(Data entries)

....

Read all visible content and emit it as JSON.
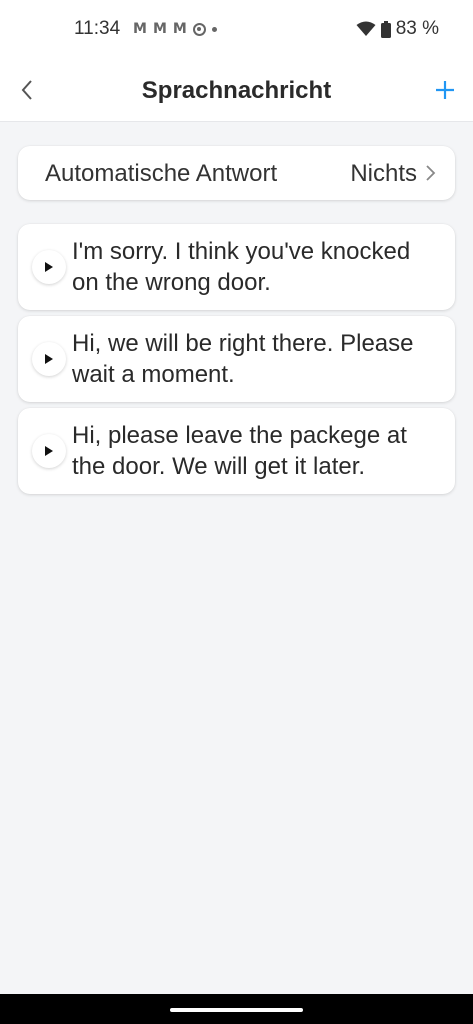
{
  "status": {
    "time": "11:34",
    "battery_text": "83 %",
    "icons": [
      "gmail-icon",
      "gmail-icon",
      "gmail-icon",
      "sync-icon",
      "dot-icon",
      "wifi-icon",
      "battery-icon"
    ]
  },
  "header": {
    "title": "Sprachnachricht",
    "back_icon": "chevron-left-icon",
    "add_icon": "plus-icon",
    "accent_color": "#2196f3"
  },
  "auto_reply": {
    "label": "Automatische Antwort",
    "value": "Nichts"
  },
  "messages": [
    {
      "text": "I'm sorry. I think you've knocked on the wrong door."
    },
    {
      "text": "Hi, we will be right there. Please wait a moment."
    },
    {
      "text": "Hi, please leave the packege at the door. We will get it later."
    }
  ]
}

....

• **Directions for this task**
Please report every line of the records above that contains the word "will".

• **Result of the exercise**
      "text": "Hi, we will be right there. Please wait a moment."
      "text": "Hi, please leave the packege at the door. We will get it later."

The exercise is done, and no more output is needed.